Survey participants were asked to rate their degree of satisfaction with the size and scope of their practices, the mix of patients, and their income from practice. Most seemed relatively satisfi ed with aspects of their practices other than income. Overall satisfaction correlates with income level, and males, who earn more than females, are more satisfi ed overall with their practices. Those in practice longer report being more satisfi ed overall with their practices.
Managed care and insurance reimbursement rates are viewed as the major threat to independent practice. The majority of respondents are also either "fairly" or "very" concerned about the impact of flat or declining fees, the media portrayal of psychotherapy and psychoanalysis, and the negative social and cultural attitudes toward the profession.
When asked for their professional goals over the next five years, 53 percent of the respondents said "grow professional reputation" was either very or extremely important. The next most strongly endorsed goals were to "improve confi guration of patients" (47 percent) or "obtain higher fees" (42 percent). When it comes to the goal of growing and developing a private practice, the most favored methods used by the participants are "internal to the profession" —i.e., teaching and supervising, networking with colleagues, and attending study and supervision groups. Advertising, noncolleague networking, and developing specialized clinical or applied psychoanalytic skills were endorsed much less frequently. Perhaps even more signifi cantly, the respondents don't seem to have much conviction that any particular method is helpful in expanding their private practices other than obtaining psychoanalytic training (53 percent rate it as either very or extremely effective).
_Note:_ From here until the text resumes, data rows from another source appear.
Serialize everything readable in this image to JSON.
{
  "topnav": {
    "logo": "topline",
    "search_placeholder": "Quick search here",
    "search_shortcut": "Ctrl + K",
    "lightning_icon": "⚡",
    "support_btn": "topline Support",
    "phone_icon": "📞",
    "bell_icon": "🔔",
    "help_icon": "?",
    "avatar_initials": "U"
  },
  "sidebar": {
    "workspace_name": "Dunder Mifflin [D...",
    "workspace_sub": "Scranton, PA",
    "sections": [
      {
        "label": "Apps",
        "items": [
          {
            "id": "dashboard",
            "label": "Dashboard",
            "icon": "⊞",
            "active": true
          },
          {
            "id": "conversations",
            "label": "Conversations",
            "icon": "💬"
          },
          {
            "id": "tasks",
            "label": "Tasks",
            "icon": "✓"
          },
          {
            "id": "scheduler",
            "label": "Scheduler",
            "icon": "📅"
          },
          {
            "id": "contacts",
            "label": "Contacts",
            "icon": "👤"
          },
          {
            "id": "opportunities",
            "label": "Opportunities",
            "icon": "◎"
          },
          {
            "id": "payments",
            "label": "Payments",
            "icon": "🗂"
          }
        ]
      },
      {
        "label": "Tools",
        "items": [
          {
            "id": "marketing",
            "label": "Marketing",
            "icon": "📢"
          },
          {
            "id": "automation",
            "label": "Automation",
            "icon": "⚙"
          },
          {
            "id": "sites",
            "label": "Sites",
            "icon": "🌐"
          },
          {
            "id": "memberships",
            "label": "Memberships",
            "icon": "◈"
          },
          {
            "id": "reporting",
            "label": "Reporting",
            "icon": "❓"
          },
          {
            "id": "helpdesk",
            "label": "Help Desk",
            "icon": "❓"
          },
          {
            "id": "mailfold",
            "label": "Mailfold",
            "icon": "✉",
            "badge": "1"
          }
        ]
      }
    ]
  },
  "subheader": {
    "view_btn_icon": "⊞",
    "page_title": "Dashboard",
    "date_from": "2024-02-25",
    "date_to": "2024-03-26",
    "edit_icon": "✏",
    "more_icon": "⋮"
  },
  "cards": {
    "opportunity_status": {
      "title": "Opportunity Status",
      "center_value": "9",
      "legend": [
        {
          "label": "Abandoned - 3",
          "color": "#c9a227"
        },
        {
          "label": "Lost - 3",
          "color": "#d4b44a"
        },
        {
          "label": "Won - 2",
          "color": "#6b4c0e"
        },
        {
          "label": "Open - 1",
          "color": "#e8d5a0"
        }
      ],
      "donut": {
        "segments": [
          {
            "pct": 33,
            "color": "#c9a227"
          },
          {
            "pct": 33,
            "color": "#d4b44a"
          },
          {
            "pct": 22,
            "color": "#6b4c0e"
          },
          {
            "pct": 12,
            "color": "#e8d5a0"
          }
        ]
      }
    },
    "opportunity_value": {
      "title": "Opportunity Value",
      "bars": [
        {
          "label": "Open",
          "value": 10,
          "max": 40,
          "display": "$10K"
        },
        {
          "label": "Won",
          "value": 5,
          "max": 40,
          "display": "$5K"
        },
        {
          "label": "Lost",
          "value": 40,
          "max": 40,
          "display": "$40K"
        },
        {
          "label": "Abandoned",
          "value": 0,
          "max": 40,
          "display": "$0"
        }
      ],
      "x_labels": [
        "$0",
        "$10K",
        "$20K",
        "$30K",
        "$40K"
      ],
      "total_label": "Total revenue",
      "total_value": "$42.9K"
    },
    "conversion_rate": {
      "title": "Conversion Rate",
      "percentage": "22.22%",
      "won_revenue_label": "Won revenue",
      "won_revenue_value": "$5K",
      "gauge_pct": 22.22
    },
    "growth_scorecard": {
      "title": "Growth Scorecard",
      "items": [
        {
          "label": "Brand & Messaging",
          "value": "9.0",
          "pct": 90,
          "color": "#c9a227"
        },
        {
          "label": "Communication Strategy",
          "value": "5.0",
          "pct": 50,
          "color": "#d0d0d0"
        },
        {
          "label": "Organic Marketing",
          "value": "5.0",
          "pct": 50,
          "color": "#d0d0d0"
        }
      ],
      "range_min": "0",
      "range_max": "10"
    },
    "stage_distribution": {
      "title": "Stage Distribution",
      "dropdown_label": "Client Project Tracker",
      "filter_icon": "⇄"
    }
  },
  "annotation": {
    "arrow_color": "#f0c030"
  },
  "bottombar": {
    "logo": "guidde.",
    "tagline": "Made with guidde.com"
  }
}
Finally, while the majority of respondents would like the division to do more to identify business of practice issues, they are particularly interested in "public advocacy for psychoanalysis" (67 percent rate this support either very or extremely important).
The following are some preliminary conclusions, and provide a jumping-off place for our discussion:
The graying and feminization of our profession is very evident from this survey, as indeed it is from the Division's membership demographics
While respondents who have had psychoanalytic training value it highly, they see most of their patients once a week.
Male survey respondents who have been in practice longer see more patients, earn higher incomes, and overall are more satisfied with their practices.
While overall income figures are open to interpretation, the survey respondents are not satisfi ed with their incomes from practice and want to obtain higher fees. (This appears to be an important professional goal in particular for the less senior and female respondents.)
Survey results suggest that respondents adhere to a fairly traditional model of practice development. That model is based on the use of "internal to the profession" methods that respondents are not terribly confident will be effective. Our respondents seem to believe that "bread and butter" issues are addressed by growing one's professional reputation and by organized psychoanalysis using public advocacy and public relations to address negative social and cultural attitudes toward the profession.
About the author
Steven D. Axelrod, PhD, practices psychotherapy and psychoanalysis as well as organizational consultation in New York City. He is a graduate of the NYU Postdoctoral Program in Psychotherapy and Psychoanalysis. Steve initiated the Practice Survey in 2008, has been active in a number of division-wide efforts to advance the profession, and is a Contributing Editor to DIVISION/Review.